Audubon New York Executive Director Teaches Volunteers About Importance of Creating and Sustaining Habitat for Important Bird Areas such as Onondaga Lake
The Onondaga Lake Conservation Corps returned to the Geddes Brook wetlands on Saturday, October 25, to see firsthand how their habitat restoration efforts have contributed to creating a home for more than 65 fish and wildlife species. Sixty-eight volunteers from Central New York participated in the ninth and largest Corps event to date.
Volunteers planted shrubs and trees, learned from habitat experts, and participated in citizen science monitoring by tracking native birds along Geddes Brook. Geddes Brook is an important part of a new green corridor connecting Onondaga Lake to upland areas.
R.J. Herrick (left) and Brad Phelps, both of Tully, track birds. In total, 28 bird species were identified during the event. Right: Habitat expert Joe McMullen helps Sue Boettger, of Fayetteville, plant a sandbar willow tree.
To watch a video from the event, click here.
“The Geddes Brook of today is a terrific example of the impact that grassroots efforts and citizen science have on restoring wildlife habitat,” said Erin Crotty, executive director of Audubon New York, pictured above using a scope to identify species. “The Conservation Corps has transformed this portion of the Onondaga Lake Important Bird Area into a diverse wetland that provides vital nesting, shelter, and food to several Audubon conservation species, including the belted kingfisher, greater yellowlegs, and pied-billed grebe.”
During the event, volunteers planted 510 plants, including 150 trees. Left: Theresa Evans, of Syracuse, plants cardinal flower. Right: Left to right, Patrick Higgins, Hailey Higgins, and Margaret DeCarlo, all of Clay, plant a speckled alder.
“This is the first time that we attended an Onondaga Lake Conservation Corps event,” said Sara Pieklik, of Liverpool, pictured above with Chris Lajewski, director of Montezuma Audubon Center. “I really enjoyed that experts were available, teaching us about wildlife habitat. They were just as excited about the cleanup as we are. The event made us feel like we were a part of the cleanup, like we are a part of history.”

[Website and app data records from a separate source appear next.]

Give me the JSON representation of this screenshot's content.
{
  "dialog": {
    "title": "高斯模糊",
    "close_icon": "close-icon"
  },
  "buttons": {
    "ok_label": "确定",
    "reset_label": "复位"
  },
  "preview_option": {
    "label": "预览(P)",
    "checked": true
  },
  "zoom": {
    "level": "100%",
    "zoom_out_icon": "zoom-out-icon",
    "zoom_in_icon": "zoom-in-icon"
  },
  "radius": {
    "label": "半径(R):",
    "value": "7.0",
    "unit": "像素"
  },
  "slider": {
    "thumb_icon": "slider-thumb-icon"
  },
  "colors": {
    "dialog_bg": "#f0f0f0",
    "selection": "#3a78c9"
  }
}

The Onondaga Lake Conservation Corps is an expanding organization of community volunteers who are contributing to restoration projects that are creating or improving wildlife habitat in the Onondaga Lake watershed. Since its formation, nearly 500 community members have joined the Corps, planting more than 4,500 native plants, trees, and shrubs.

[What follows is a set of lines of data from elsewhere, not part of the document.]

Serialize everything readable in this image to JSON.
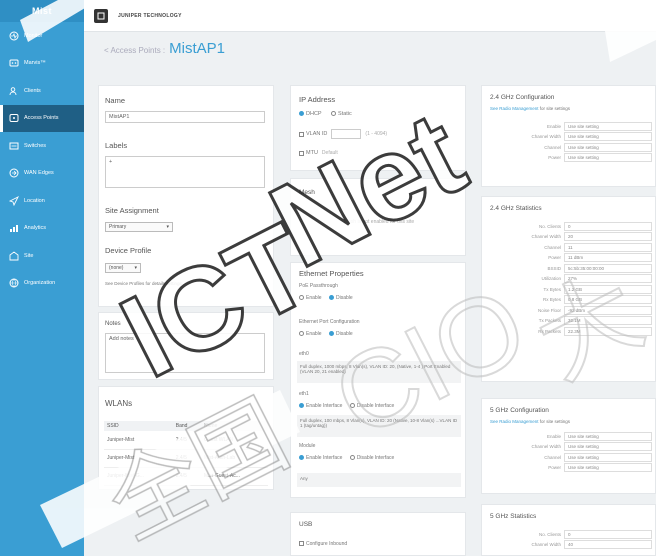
{
  "sidebar": {
    "logo": "Mist",
    "items": [
      {
        "label": "Monitor",
        "icon": "monitor-icon"
      },
      {
        "label": "Marvis™",
        "icon": "marvis-icon"
      },
      {
        "label": "Clients",
        "icon": "clients-icon"
      },
      {
        "label": "Access Points",
        "icon": "access-point-icon",
        "active": true
      },
      {
        "label": "Switches",
        "icon": "switch-icon"
      },
      {
        "label": "WAN Edges",
        "icon": "wan-edge-icon"
      },
      {
        "label": "Location",
        "icon": "location-icon"
      },
      {
        "label": "Analytics",
        "icon": "analytics-icon"
      },
      {
        "label": "Site",
        "icon": "site-icon"
      },
      {
        "label": "Organization",
        "icon": "organization-icon"
      }
    ]
  },
  "topbar": {
    "org_name": "JUNIPER TECHNOLOGY"
  },
  "breadcrumb": {
    "back": "< Access Points :",
    "title": "MistAP1"
  },
  "general": {
    "name_label": "Name",
    "name_value": "MistAP1",
    "labels_label": "Labels",
    "labels_add": "+",
    "site_assignment_label": "Site Assignment",
    "site_value": "Primary",
    "device_profile_label": "Device Profile",
    "device_profile_value": "(none)",
    "device_profile_note": "See Device Profiles for details settings"
  },
  "notes": {
    "label": "Notes",
    "placeholder": "Add notes"
  },
  "wlans": {
    "title": "WLANs",
    "columns": [
      "SSID",
      "Band",
      "Name"
    ],
    "rows": [
      {
        "ssid": "Juniper-Mist",
        "band": "2.4/5",
        "name": "Guest WLAN"
      },
      {
        "ssid": "Juniper-Mist",
        "band": "2.4/5",
        "name": "Mist-Auth-Lab"
      },
      {
        "ssid": "Juniper-Mist-G...",
        "band": "2.4/5",
        "name": "Mist-Guest-Ac..."
      }
    ]
  },
  "ip": {
    "title": "IP Address",
    "dhcp": "DHCP",
    "static": "Static",
    "vlan_label": "VLAN ID",
    "vlan_value": "",
    "vlan_hint": "(1 - 4094)",
    "mtu_label": "MTU",
    "mtu_hint": "Default"
  },
  "mesh": {
    "title": "Mesh",
    "message": "Mesh is not enabled for this site"
  },
  "ethernet": {
    "title": "Ethernet Properties",
    "poe_label": "PoE Passthrough",
    "poe_enable": "Enable",
    "poe_disable": "Disable",
    "port_config_label": "Ethernet Port Configuration",
    "port_enable": "Enable",
    "port_disable": "Disable",
    "eth0_label": "eth0",
    "eth0_text": "Full duplex, 1000 mbps, 8 Vlan(s), VLAN ID: 20, (Native, 1-4 ) Port Enabled (VLAN 20, 21 enabled)",
    "eth1_label": "eth1",
    "eth1_enable": "Enable Interface",
    "eth1_disable": "Disable Interface",
    "eth1_text": "Full duplex, 100 mbps, 8 Vlan(s), VLAN ID: 20 (Native, 10-8 Vlan(s) ...VLAN ID 1 (tag/untag))",
    "module_label": "Module",
    "module_enable": "Enable Interface",
    "module_disable": "Disable Interface",
    "module_value": "Any"
  },
  "usb": {
    "title": "USB",
    "option": "Configure Inbound"
  },
  "band24_config": {
    "title": "2.4 GHz Configuration",
    "note_link": "See Radio Management",
    "note_rest": "for site settings",
    "rows": [
      {
        "k": "Enable",
        "v": "Use site setting"
      },
      {
        "k": "Channel Width",
        "v": "Use site setting"
      },
      {
        "k": "Channel",
        "v": "Use site setting"
      },
      {
        "k": "Power",
        "v": "Use site setting"
      }
    ]
  },
  "band24_stats": {
    "title": "2.4 GHz Statistics",
    "rows": [
      {
        "k": "No. Clients",
        "v": "0"
      },
      {
        "k": "Channel Width",
        "v": "20"
      },
      {
        "k": "Channel",
        "v": "11"
      },
      {
        "k": "Power",
        "v": "11 dBm"
      },
      {
        "k": "BSSID",
        "v": "5c:5b:35:00:00:00"
      },
      {
        "k": "Utilization",
        "v": "27%"
      },
      {
        "k": "Tx Bytes",
        "v": "1.2 GB"
      },
      {
        "k": "Rx Bytes",
        "v": "0.8 GB"
      },
      {
        "k": "Noise Floor",
        "v": "-92 dBm"
      },
      {
        "k": "Tx Packets",
        "v": "32.1M"
      },
      {
        "k": "Rx Packets",
        "v": "22.3M"
      }
    ]
  },
  "band5_config": {
    "title": "5 GHz Configuration",
    "note_link": "See Radio Management",
    "note_rest": "for site settings",
    "rows": [
      {
        "k": "Enable",
        "v": "Use site setting"
      },
      {
        "k": "Channel Width",
        "v": "Use site setting"
      },
      {
        "k": "Channel",
        "v": "Use site setting"
      },
      {
        "k": "Power",
        "v": "Use site setting"
      }
    ]
  },
  "band5_stats": {
    "title": "5 GHz Statistics",
    "rows": [
      {
        "k": "No. Clients",
        "v": "0"
      },
      {
        "k": "Channel Width",
        "v": "40"
      }
    ]
  },
  "watermark": {
    "text1": "ICT",
    "text2": "Net",
    "text3": "全国",
    "text4": "CIO",
    "text5": "大"
  },
  "colors": {
    "accent": "#3a9ed3",
    "sidebar": "#3a9ed3",
    "sidebar_active": "#1f5f85"
  }
}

Left: In 2012, the Onondaga Lake Conservation Corps launched its first citizen scientist event as volunteers got their hands dirty planting native species at Geddes Brook. Aquatic species were planted in deep water wetlands to help improve water quality, stabilize the soil, and create habitat for birds, animals, and insects. Right: A blue heron and red-winged blackbird in the restored Geddes Brook wetlands.
Geddes Brook is now a flourishing habitat. What once was 17 acres dominated by invasive plants is now a diverse wetland with more than 175 plant and 65 fish and wildlife species. Left: Geddes Brook wetlands during construction in September 2012. Right: Restored Geddes Brook wetlands in August 2013.
Improvements made during the Onondaga Lake cleanup are enhancing habitat and supporting a diverse population of fish, birds, and mammals while increasing opportunities for outdoor recreation. To date, 37 acres of wetlands have been created or enhanced and about 312,000 native plants, trees, and shrubs are providing diverse habitat for more than 110 wildlife species, including mink, beaver, wild turkey, bald eagles, northern pike, largemouth bass, smallmouth bass, and snapping turtles.
The Onondaga Lake Conservation Corps was established in 2012. Founding partners of the Corps include Montezuma Audubon Center, Onondaga Audubon Society, Parsons, O’Brien & Gere, and Honeywell. To learn more or to participate in future activities, please contact email@example.com or call 315-365-3588.
For more information on the Onondaga Lake cleanup, please visit www.lakecleanup.com.
For more photographs of the Onondaga Lake Conservation Corps, click here.
For a complete list of the birds identified at the event, click here.